Listed entries -
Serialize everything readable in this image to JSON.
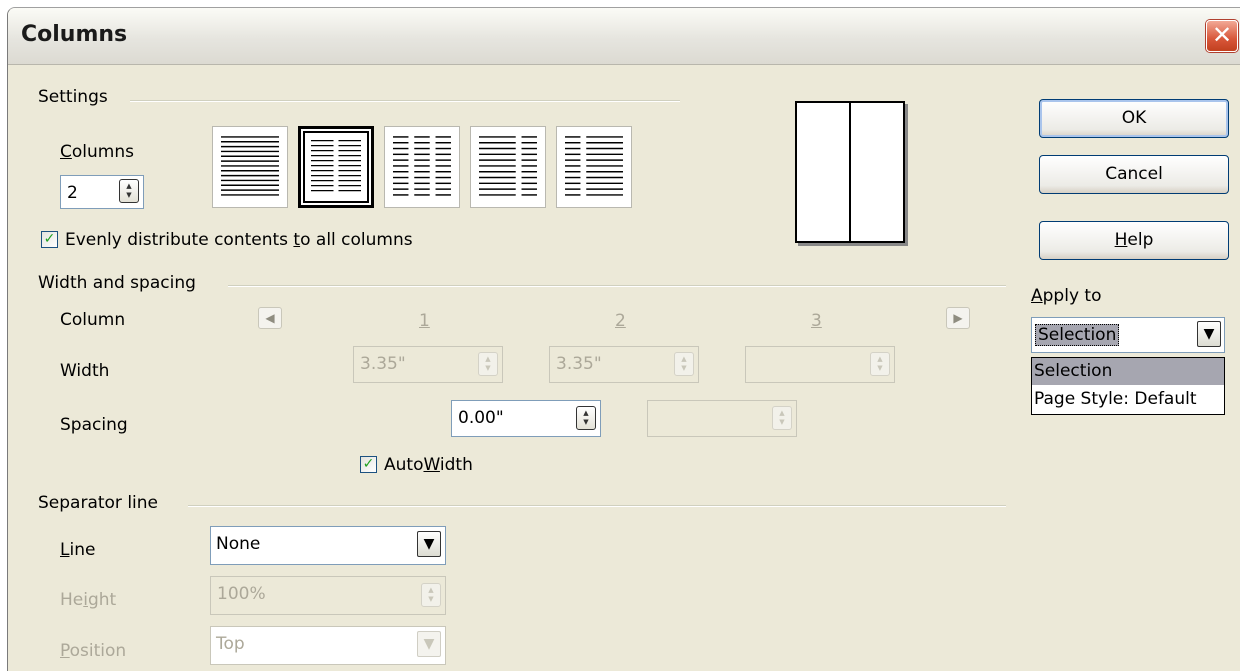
{
  "window": {
    "title": "Columns",
    "close_glyph": "✕"
  },
  "settings": {
    "group_label": "Settings",
    "columns_label": "Columns",
    "columns_value": "2",
    "presets": [
      "1 column",
      "2 columns",
      "3 columns",
      "2 columns left wide",
      "2 columns right wide"
    ],
    "selected_preset": 1,
    "evenly_label": "Evenly distribute contents to all columns",
    "evenly_checked": true
  },
  "width_spacing": {
    "group_label": "Width and spacing",
    "column_label": "Column",
    "width_label": "Width",
    "spacing_label": "Spacing",
    "col_headers": [
      "1",
      "2",
      "3"
    ],
    "widths": [
      "3.35\"",
      "3.35\"",
      ""
    ],
    "spacings": [
      "0.00\"",
      ""
    ],
    "autowidth_label": "AutoWidth",
    "autowidth_checked": true,
    "prev_icon": "arrow-left-icon",
    "next_icon": "arrow-right-icon"
  },
  "separator": {
    "group_label": "Separator line",
    "line_label": "Line",
    "line_value": "None",
    "height_label": "Height",
    "height_value": "100%",
    "position_label": "Position",
    "position_value": "Top"
  },
  "buttons": {
    "ok": "OK",
    "cancel": "Cancel",
    "help": "Help"
  },
  "apply_to": {
    "label": "Apply to",
    "selected": "Selection",
    "options": [
      "Selection",
      "Page Style: Default"
    ]
  },
  "colors": {
    "dialog_bg": "#ece9d8",
    "highlight": "#a6a6b0",
    "check": "#21a121",
    "close": "#d8573a"
  }
}
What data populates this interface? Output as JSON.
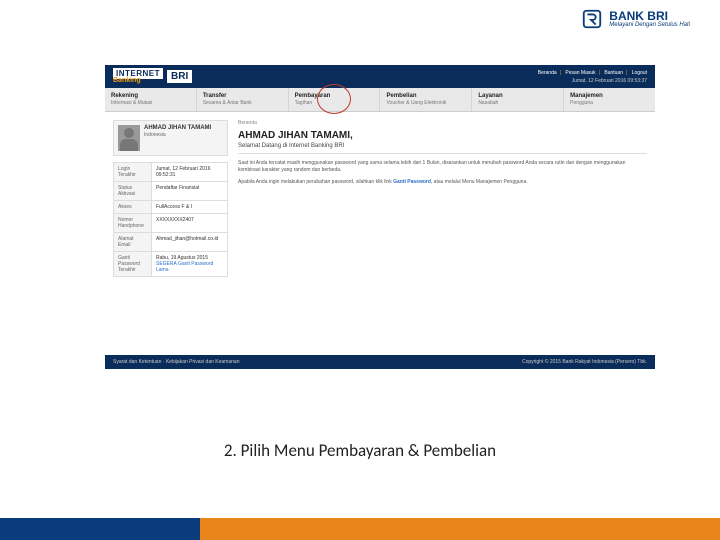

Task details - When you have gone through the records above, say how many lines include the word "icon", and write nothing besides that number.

Your response - 2